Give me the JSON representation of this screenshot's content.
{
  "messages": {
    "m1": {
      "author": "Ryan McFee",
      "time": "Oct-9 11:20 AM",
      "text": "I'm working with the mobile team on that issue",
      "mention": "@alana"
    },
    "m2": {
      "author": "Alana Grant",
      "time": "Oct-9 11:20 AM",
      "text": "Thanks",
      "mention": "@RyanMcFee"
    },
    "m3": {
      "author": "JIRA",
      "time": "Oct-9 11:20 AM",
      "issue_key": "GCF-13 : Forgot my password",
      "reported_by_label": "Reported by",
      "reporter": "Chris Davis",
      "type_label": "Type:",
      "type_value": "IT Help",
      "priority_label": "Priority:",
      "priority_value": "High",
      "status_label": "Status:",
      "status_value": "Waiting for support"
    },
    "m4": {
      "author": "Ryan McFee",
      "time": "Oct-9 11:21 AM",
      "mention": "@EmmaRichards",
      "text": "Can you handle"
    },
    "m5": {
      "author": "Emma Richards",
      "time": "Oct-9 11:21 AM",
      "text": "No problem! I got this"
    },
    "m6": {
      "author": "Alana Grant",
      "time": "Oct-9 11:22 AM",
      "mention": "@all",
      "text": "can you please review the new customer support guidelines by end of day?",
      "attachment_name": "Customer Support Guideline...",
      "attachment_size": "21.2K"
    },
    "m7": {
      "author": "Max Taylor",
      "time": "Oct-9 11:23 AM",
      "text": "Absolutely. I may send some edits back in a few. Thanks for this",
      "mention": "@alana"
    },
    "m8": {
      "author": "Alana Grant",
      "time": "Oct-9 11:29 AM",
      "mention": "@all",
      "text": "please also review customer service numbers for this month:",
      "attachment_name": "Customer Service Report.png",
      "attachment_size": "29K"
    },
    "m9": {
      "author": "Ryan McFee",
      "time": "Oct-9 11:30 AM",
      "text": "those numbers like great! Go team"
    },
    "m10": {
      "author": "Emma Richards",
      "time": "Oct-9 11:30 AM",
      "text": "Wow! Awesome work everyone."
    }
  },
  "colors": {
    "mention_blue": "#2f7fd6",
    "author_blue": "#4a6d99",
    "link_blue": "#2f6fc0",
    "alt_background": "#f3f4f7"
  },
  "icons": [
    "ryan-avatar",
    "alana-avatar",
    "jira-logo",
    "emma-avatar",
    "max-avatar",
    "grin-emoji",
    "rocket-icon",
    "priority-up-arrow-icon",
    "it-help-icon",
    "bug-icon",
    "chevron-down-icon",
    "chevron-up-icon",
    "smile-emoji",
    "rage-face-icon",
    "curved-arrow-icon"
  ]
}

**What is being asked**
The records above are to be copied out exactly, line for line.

**Response**
Give me the JSON representation of this screenshot's content.
{
  "messages": {
    "m1": {
      "author": "Ryan McFee",
      "time": "Oct-9 11:20 AM",
      "text": "I'm working with the mobile team on that issue",
      "mention": "@alana"
    },
    "m2": {
      "author": "Alana Grant",
      "time": "Oct-9 11:20 AM",
      "text": "Thanks",
      "mention": "@RyanMcFee"
    },
    "m3": {
      "author": "JIRA",
      "time": "Oct-9 11:20 AM",
      "issue_key": "GCF-13 : Forgot my password",
      "reported_by_label": "Reported by",
      "reporter": "Chris Davis",
      "type_label": "Type:",
      "type_value": "IT Help",
      "priority_label": "Priority:",
      "priority_value": "High",
      "status_label": "Status:",
      "status_value": "Waiting for support"
    },
    "m4": {
      "author": "Ryan McFee",
      "time": "Oct-9 11:21 AM",
      "mention": "@EmmaRichards",
      "text": "Can you handle"
    },
    "m5": {
      "author": "Emma Richards",
      "time": "Oct-9 11:21 AM",
      "text": "No problem! I got this"
    },
    "m6": {
      "author": "Alana Grant",
      "time": "Oct-9 11:22 AM",
      "mention": "@all",
      "text": "can you please review the new customer support guidelines by end of day?",
      "attachment_name": "Customer Support Guideline...",
      "attachment_size": "21.2K"
    },
    "m7": {
      "author": "Max Taylor",
      "time": "Oct-9 11:23 AM",
      "text": "Absolutely. I may send some edits back in a few. Thanks for this",
      "mention": "@alana"
    },
    "m8": {
      "author": "Alana Grant",
      "time": "Oct-9 11:29 AM",
      "mention": "@all",
      "text": "please also review customer service numbers for this month:",
      "attachment_name": "Customer Service Report.png",
      "attachment_size": "29K"
    },
    "m9": {
      "author": "Ryan McFee",
      "time": "Oct-9 11:30 AM",
      "text": "those numbers like great! Go team"
    },
    "m10": {
      "author": "Emma Richards",
      "time": "Oct-9 11:30 AM",
      "text": "Wow! Awesome work everyone."
    }
  },
  "colors": {
    "mention_blue": "#2f7fd6",
    "author_blue": "#4a6d99",
    "link_blue": "#2f6fc0",
    "alt_background": "#f3f4f7"
  },
  "icons": [
    "ryan-avatar",
    "alana-avatar",
    "jira-logo",
    "emma-avatar",
    "max-avatar",
    "grin-emoji",
    "rocket-icon",
    "priority-up-arrow-icon",
    "it-help-icon",
    "bug-icon",
    "chevron-down-icon",
    "chevron-up-icon",
    "smile-emoji",
    "rage-face-icon",
    "curved-arrow-icon"
  ]
}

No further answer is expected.